Faced with yet another setback at the UN Security Council, where the UN body did not agree with China and Pakistan’s ploys, Islamabad has now started shouting hoarse at home to confuse its own people. Pakistan Prime Minister early this week warned of a conventional war. Mr. Imran Khan said that the people of Pakistan are with Kashmir; but which Kashmir he failed to mention. The Pakistan Prime Minister even called for a ‘jihad’ (holy war). His cabinet colleague, Pakistan’s Railway Minister Sheikh Rashid has in fact said that there could be a war between India and Pakistan in October! However, he also said that the Kashmir issue would be resolved during the tenure of Prime Minister Imran Khan and Pakistan Army Chief Gen. Bajwa. These preposterous statements belie the fact that even the high and mighty in Pakistan are living in a world of dreams.
Such comments expose the mind-set of the Pakistani leadership. India’s consistent stand has been that since the accession of Jammu & Kashmir into India in 1947, it is an integral and inalienable part of India. Pakistan has illegally occupied 13,000 square kms. of India Territory and handed over some part of the territory under its illegal occupation to China. Pakistan needs to return the illegally occupied territory to India. There can be no other discussion on Kashmir except PoK.
This has been made categorical by India. The Indian Defence Minister Mr. Raj Nath singh said that India will not discuss anything else with Pakistan. But, even for such discussion to take place, Pakistan first needs to abandon terrorism as a foreign policy tool.
India termed the immature comments emanating from Pakistan as ‘hostile’ ‘provocative’ and irresponsible. It is tantamount to interference in India’s internal matters. The Indian External Affairs Ministry strongly condemned the statements of the top Pakistani leadership. India further asked Pakistan to cut its links with international terror organizations and bring the culprits charged on terrorism to book.
Everyone is aware of the mess that Pakistan is currently in. Economically, things are so bad that reportedly, Pakistan Prime Minister’s office has run up pending electricity dues of Pakistani Rs. 41 lakhs and now the Islamabad Electric Supply company has threatened to cut-off power to the Prime Ministerial Secretariat! This can happen only in Pakistan.

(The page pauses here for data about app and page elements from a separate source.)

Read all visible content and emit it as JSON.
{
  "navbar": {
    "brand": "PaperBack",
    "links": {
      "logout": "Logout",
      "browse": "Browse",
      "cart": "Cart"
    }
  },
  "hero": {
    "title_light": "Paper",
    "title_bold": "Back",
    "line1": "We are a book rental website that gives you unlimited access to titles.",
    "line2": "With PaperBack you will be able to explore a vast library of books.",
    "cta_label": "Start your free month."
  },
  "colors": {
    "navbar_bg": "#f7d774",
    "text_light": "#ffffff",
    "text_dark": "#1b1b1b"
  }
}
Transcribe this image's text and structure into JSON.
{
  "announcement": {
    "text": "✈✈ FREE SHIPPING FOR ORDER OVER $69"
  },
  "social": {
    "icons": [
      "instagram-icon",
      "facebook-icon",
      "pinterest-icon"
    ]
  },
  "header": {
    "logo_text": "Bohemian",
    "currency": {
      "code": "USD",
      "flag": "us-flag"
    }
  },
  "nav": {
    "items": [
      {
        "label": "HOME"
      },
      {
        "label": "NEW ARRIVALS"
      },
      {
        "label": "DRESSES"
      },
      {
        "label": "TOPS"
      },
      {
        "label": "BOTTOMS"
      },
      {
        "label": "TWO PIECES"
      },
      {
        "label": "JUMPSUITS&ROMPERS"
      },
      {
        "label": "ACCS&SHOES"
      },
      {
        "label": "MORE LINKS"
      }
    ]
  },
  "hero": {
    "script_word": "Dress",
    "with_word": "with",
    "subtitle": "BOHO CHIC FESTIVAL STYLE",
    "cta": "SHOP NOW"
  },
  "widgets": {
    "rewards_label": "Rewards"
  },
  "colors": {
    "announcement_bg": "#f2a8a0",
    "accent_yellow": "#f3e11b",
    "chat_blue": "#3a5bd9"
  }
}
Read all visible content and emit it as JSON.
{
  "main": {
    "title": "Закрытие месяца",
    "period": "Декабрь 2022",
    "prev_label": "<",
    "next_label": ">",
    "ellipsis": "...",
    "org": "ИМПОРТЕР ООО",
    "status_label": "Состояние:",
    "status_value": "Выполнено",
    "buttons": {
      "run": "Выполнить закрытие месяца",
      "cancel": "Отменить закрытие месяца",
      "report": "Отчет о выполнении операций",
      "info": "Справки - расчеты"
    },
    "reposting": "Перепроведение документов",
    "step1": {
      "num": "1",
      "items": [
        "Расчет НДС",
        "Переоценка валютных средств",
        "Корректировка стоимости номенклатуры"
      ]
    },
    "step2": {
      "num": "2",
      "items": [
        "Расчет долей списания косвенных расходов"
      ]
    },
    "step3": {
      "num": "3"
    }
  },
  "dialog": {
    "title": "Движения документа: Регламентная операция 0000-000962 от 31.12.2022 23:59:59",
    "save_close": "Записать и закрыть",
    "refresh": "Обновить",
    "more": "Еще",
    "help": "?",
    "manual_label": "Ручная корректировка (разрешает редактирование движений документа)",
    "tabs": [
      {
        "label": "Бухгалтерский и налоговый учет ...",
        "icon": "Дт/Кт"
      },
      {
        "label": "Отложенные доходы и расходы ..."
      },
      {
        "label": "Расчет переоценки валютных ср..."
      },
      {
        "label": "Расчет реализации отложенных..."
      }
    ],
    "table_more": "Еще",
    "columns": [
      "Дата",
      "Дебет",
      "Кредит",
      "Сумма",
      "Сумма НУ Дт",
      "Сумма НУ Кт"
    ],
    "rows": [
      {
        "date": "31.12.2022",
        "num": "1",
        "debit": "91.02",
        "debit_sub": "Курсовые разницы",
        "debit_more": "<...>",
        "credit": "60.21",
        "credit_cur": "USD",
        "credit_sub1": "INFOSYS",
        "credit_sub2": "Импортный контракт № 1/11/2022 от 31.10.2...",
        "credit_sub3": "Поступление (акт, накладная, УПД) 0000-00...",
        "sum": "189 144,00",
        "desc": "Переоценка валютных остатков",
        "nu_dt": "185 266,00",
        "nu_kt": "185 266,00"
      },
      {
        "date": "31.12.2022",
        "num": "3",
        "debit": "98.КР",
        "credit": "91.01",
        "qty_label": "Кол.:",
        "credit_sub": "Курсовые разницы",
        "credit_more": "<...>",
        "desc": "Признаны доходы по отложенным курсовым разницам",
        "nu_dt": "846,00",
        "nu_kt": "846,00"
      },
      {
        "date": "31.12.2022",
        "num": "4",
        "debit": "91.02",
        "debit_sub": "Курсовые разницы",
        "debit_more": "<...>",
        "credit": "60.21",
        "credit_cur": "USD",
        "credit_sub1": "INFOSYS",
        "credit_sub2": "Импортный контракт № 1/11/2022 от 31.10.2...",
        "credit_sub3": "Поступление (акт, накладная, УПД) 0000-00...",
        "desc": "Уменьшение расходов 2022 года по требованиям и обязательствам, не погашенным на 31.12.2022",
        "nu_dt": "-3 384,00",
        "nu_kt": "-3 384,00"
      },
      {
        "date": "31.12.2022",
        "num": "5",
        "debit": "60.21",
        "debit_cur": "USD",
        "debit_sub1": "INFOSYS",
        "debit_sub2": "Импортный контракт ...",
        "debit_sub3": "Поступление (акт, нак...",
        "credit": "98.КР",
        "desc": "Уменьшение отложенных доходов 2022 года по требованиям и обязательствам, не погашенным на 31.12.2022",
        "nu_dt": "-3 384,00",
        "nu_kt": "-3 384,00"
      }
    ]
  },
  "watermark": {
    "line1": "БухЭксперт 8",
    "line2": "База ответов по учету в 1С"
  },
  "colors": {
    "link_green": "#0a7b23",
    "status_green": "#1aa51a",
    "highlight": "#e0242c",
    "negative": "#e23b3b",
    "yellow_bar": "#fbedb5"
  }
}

Common Pakistani citizens are being forced to pay more for everything. The IMF bailout has put severe restrictions on Pakistan. It now also faces added heat from the terror funding watchdog Financial Action Task Force (FATF), the Asia Pacific Group (APG) of FATF in its latest report has observed that Pakistan has failed in 32 out 40 parameters on which is was expected to take firm action. Islamabad is already in the ‘grey’ list of the FATF and in the next couple of months could ‘graduate’ into the ‘black-list’. If that were to happen, Pakistan would find it extremely difficult to secure loans for its faltering economy.
The Pakistan government should act wisely and channelize its energies on giving its citizens a better developed life instead of harping over internal issues of its neighbours.
Script: J L Koul Jalali, Political Commentator